Data released on Wednesday by the Australian Bureau of Statistics showed the economy grew by 0.2 per cent in the three months to December 31, missing consensus forecasts and falling short of the Reserve Bank’s downgraded full-year growth target of 2.75 per cent.
“Growth in the economy was subdued, reflecting soft household spending and a decline in dwelling investment,” ABS chief economist Bruce Hockman said.
“The approvals for dwelling construction indicate that the decline in dwelling investment will continue.”
NAB market economist Kaixin Owyong said the chances of a Reserve Bank rate cut had increased with the data – especially if the labour market falters – but that she still forecasts no change in the foreseeable future.
The RBA cut the cash rate to a record low 1.5 per cent in August 2016 and it has remained there since.
“For the RBA, the data makes its forecast of three per cent growth over 2019 look increasingly unlikely, as growth would need to accelerate markedly from its current rate,” she said.
“We believe the (Reserve) Bank will be increasingly uncomfortable with the ‘growing tension between strong labour market data and softer GDP data’ as the weakness in household spending appears to be more persistent than it forecast.”
Household final consumption expenditure increased 0.4 per cent during the quarter, the third time in a year it has been 0.4 per cent or lower.
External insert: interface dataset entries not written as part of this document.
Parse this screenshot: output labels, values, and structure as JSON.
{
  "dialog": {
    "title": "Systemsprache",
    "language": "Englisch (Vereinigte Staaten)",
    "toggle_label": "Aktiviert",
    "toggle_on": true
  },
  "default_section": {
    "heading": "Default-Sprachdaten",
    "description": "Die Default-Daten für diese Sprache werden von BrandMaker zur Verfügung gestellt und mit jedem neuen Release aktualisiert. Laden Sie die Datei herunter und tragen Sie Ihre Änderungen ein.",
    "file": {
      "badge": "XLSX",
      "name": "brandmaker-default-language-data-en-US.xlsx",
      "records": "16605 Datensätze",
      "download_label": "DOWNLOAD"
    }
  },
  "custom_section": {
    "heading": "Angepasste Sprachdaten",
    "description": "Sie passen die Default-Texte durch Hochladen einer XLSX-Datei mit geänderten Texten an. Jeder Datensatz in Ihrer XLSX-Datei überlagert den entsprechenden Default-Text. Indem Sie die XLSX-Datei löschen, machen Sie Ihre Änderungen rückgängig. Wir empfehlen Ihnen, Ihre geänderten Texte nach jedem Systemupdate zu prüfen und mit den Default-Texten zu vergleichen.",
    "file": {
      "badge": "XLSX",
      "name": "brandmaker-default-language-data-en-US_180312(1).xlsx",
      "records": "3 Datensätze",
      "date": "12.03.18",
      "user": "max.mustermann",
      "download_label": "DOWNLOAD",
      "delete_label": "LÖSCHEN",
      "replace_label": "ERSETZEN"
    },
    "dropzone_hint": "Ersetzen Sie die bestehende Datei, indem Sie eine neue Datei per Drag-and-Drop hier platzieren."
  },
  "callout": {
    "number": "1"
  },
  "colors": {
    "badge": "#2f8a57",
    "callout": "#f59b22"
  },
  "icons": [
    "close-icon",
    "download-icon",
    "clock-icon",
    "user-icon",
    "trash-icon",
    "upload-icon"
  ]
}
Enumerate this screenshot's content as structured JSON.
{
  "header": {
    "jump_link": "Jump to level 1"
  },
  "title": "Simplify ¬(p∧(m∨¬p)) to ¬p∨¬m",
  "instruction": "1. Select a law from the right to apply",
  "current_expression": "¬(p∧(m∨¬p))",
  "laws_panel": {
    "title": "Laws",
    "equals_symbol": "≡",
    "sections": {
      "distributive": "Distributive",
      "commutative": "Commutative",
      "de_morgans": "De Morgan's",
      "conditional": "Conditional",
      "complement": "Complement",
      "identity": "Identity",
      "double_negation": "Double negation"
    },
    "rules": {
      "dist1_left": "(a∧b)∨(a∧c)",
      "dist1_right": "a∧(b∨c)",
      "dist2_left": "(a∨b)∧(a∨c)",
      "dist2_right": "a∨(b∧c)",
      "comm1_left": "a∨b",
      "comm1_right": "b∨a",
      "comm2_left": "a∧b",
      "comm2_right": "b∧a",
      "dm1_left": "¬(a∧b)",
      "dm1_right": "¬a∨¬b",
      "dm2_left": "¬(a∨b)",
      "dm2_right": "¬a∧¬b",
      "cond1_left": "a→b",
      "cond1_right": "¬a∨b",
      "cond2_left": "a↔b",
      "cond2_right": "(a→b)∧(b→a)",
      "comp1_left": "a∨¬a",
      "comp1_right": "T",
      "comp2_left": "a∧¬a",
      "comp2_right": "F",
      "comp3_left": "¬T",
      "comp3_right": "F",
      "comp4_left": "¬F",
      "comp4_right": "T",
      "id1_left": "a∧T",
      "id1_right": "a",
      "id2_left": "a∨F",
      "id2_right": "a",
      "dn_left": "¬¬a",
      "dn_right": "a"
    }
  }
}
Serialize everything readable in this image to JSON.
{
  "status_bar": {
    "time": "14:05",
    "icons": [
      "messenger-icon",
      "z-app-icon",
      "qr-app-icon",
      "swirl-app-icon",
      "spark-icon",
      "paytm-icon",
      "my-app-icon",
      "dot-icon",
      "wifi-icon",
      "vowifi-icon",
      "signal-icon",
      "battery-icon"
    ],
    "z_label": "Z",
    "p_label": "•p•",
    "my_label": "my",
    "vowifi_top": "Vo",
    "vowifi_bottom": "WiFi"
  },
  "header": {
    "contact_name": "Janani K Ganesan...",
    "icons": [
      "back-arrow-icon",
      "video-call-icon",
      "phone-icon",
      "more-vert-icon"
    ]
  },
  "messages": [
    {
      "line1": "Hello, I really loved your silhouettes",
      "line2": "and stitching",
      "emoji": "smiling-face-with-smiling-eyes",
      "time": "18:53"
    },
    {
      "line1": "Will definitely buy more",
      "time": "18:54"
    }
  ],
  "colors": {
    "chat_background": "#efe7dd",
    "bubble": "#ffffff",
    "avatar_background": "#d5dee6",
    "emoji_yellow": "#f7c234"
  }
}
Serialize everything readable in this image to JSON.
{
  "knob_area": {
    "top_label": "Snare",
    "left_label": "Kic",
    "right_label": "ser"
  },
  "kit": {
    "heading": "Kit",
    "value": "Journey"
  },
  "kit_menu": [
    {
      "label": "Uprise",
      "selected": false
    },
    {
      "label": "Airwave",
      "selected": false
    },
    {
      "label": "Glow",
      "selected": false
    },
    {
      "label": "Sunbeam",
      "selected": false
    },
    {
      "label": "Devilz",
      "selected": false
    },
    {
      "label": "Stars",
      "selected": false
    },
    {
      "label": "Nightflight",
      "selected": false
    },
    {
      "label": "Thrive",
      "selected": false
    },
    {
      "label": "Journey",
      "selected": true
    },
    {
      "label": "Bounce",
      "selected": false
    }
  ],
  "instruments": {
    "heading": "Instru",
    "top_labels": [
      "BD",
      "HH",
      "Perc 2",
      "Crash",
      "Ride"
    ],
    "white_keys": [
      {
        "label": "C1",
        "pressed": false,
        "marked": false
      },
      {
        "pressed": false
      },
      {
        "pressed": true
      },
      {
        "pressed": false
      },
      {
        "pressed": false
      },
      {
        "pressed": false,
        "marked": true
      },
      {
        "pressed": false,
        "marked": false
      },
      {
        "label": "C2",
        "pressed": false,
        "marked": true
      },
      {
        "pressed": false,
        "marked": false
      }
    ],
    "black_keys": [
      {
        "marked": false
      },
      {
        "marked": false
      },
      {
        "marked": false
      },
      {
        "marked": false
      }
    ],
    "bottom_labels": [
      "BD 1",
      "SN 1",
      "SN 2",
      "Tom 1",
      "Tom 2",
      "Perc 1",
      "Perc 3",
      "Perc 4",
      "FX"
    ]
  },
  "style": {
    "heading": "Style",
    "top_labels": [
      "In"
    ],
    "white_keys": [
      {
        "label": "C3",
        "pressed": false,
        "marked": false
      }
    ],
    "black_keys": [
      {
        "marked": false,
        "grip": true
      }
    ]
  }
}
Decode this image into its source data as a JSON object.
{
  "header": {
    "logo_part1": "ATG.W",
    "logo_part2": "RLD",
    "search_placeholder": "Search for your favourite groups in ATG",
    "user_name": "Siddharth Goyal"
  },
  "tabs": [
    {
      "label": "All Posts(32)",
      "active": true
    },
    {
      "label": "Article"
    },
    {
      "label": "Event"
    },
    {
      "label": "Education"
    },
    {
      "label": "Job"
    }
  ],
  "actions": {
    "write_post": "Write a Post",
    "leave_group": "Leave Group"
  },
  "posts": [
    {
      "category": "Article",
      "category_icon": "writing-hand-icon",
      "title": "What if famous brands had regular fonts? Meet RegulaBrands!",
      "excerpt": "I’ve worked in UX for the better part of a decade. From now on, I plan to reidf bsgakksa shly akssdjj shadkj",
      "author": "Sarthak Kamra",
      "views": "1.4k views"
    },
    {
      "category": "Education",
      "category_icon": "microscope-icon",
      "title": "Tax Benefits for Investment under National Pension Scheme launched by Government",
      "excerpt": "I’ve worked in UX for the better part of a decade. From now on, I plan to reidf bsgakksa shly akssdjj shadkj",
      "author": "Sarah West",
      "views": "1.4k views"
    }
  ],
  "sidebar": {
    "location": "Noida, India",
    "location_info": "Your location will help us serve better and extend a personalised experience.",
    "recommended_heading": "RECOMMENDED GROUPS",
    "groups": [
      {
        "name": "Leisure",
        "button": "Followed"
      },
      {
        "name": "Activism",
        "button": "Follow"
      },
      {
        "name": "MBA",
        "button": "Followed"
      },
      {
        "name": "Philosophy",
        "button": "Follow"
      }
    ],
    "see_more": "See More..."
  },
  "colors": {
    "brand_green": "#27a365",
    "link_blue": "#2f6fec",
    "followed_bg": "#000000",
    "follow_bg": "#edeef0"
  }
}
Government final consumption expenditure increased 1.8 per cent and contributed 0.3 percentage points to quarterly GDP growth.
The Australian dollar dropped to a two-month low of 70.52 US cents, from 70.88 US cents just before the data was released at 1130 AEDT.